Friday’s late night earthquake – the most robust felt by the area over the last two decades – did little damage to infrastructure on both sides of the Savannah River, according to officials who scrambled Saturday to check major structures throughout the region.
Geophysicist John Bellini, of the U.S. Geological Survey National Earthquake Information Center in Golden, Colo., said the 4.1 quake was the most powerful since a magnitude 4.3 earthquake centered just north of Lincolnton, Ga., rocked the region on Aug. 7, 1974. Friday’s tremblor was centered 12 kilometers west-northwest of Edgefield.
Preliminary inspections of Lake Thurmond and Lake Russell dams came back positive, U.S. Army Corps of Engineers spokesman Billy Birdwell said Saturday. Security camera inspections of both dams were conducted Friday night immediately following the quake, and engineers were dispatched early Saturday to conduct a second visual inspection.
“It will take several days to make sure everything is OK,” Birdwell said. “Those dams were built and designed to withstand earthquakes because we knew when we built the dams the region was prone to the occasional earthquake.”
In Waynesboro, Ga., Plant Vogtle continued operations Saturday with ease, Georgia Power spokesman Jacob Hawkins said.
After a walk-through inspection, Vogtle units 1 and 2 were found to be operating safely and construction on units 3 and 4 continued through the night uninterrupted, he said.
“Nuclear power plants including Plant Vogtle are well-built facilities,” Hawkins said. “They are designed to withstand very strong earthquakes.”
Dean Campbell, a spokesman for Savannah River Remediation, the liquid waste contractor at Savannah River Site, said an inspection Saturday of the waste tanks showed they were undamaged.

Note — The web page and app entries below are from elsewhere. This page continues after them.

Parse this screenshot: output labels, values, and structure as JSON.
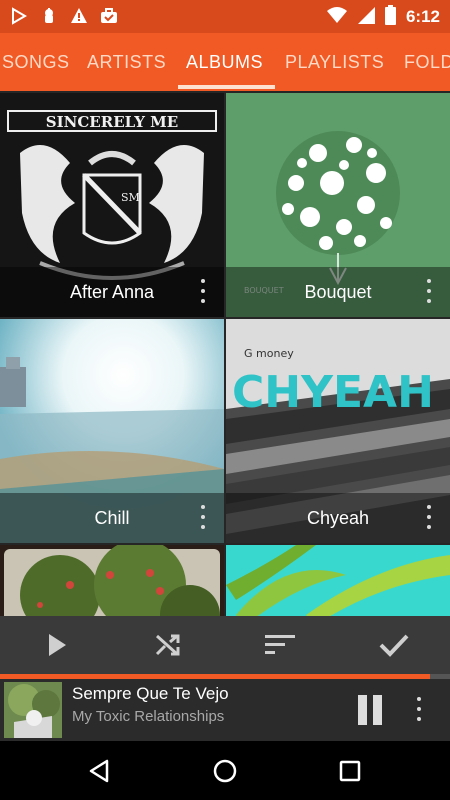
{
  "status_bar": {
    "time": "6:12",
    "icons": [
      "play-store-icon",
      "android-debug-icon",
      "warning-icon",
      "briefcase-icon",
      "wifi-icon",
      "signal-icon",
      "battery-icon"
    ]
  },
  "tabs": [
    {
      "label": "SONGS",
      "active": false
    },
    {
      "label": "ARTISTS",
      "active": false
    },
    {
      "label": "ALBUMS",
      "active": true
    },
    {
      "label": "PLAYLISTS",
      "active": false
    },
    {
      "label": "FOLD",
      "active": false
    }
  ],
  "albums": [
    {
      "name": "After Anna"
    },
    {
      "name": "Bouquet"
    },
    {
      "name": "Chill"
    },
    {
      "name": "Chyeah"
    },
    {
      "name": ""
    },
    {
      "name": ""
    }
  ],
  "album_art_text": {
    "after_anna_banner": "SINCERELY ME",
    "after_anna_crest": "SM",
    "bouquet_small": "BOUQUET",
    "chyeah_artist": "G money",
    "chyeah_title": "CHYEAH"
  },
  "actions": {
    "icons": [
      "play-icon",
      "shuffle-icon",
      "sort-icon",
      "check-icon"
    ]
  },
  "now_playing": {
    "title": "Sempre Que Te Vejo",
    "artist": "My Toxic Relationships",
    "progress": 0.955
  },
  "navigation": {
    "icons": [
      "back-icon",
      "home-icon",
      "recents-icon"
    ]
  },
  "colors": {
    "accent": "#f15a24",
    "status_bar": "#d84a1c"
  }
}
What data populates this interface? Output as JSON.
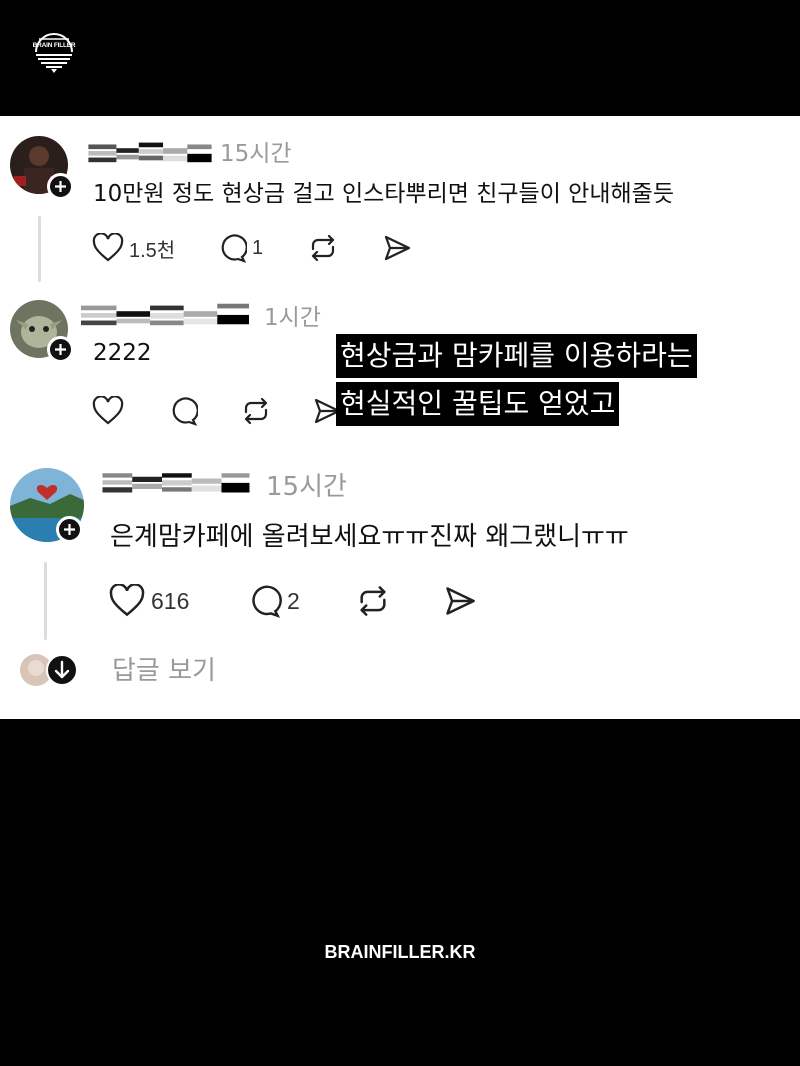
{
  "brand": {
    "logo_text": "BRAIN FILLER",
    "footer_text": "BRAINFILLER.KR"
  },
  "comments": [
    {
      "time": "15시간",
      "text": "10만원 정도 현상금 걸고 인스타뿌리면 친구들이 안내해줄듯",
      "likes": "1.5천",
      "replies": "1"
    },
    {
      "time": "1시간",
      "text": "2222",
      "likes": "",
      "replies": ""
    },
    {
      "time": "15시간",
      "text": "은계맘카페에 올려보세요ㅠㅠ진짜 왜그랬니ㅠㅠ",
      "likes": "616",
      "replies": "2"
    }
  ],
  "caption": {
    "line1": "현상금과 맘카페를 이용하라는",
    "line2": "현실적인 꿀팁도 얻었고"
  },
  "view_replies_label": "답글 보기",
  "icons": [
    "heart-icon",
    "comment-icon",
    "repost-icon",
    "share-icon",
    "plus-icon",
    "arrow-down-icon"
  ]
}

The South Carolina Department of Transportation dispatched bridge inspectors and other engineering personnel to several counties effected by the quake Saturday, including Edgefield, McCormick, Aiken and Barnwell, according to a release on its Web site.
The department worked with the Georgia Department of Transportation to inspect Interstate 20 bridges over the Savannah River, which are owned and maintained by the latter.
Edgefield County Emergency Preparedness Director Mike Casey said Saturday that very little damage has been reported throughout the county. Any damage that has been reported, he said, is difficult to distinguish from the damage caused by the ice storm earlier in the week.
Casey said the only damage from the quake he knew of was to the brick exterior of China Grove Baptist Church. The church is less than two miles from the quake’s epicenter.
The Rev. Luther Garrett said the interior of the building suffered minor damage as well.
“(The emergency management agency) came inside and looked around,” Garrett said Saturday. “There were three broken places in the sheetrock, and there were blisters on the ceiling.”
Mary Cunningham, a member of the church since she was 6, said the noise from the quake is what startled her the most. She lives three miles from the church.
“We got shook up pretty good,” Cunningham said. “I was watching TV and I heard a loud noise like a roaring. I thought it was a tornado or a plane crash or there was a crash up on the road. I have never heard anything like it before, a roaring like that.”
In Augusta, there were no reports of damage, Disaster Preparedness Coordinator Mie Lucas said. Augusta Traffic Engineering employees were sent out early Saturday to inspect roads and bridges, but found no damage.
“It looks like we’re safe,” Lucas said.
Earthquakes in the central and eastern United States, which happen less frequently than those in the western portions of the country, are typically felt over a larger area, according to the U.S. Geological Survey Web site. A magnitude 4.0 earthquake can be felt as far away as 60 miles from where it originated.
Friday’s quake, however, was reportedly felt from as far away as Athens, Ga.; Atlanta; Spartanburg, S.C.; Columbia; and Charlotte, N.C.
Staff writers Meg Mirshak and Mike Rosier contributed to this story.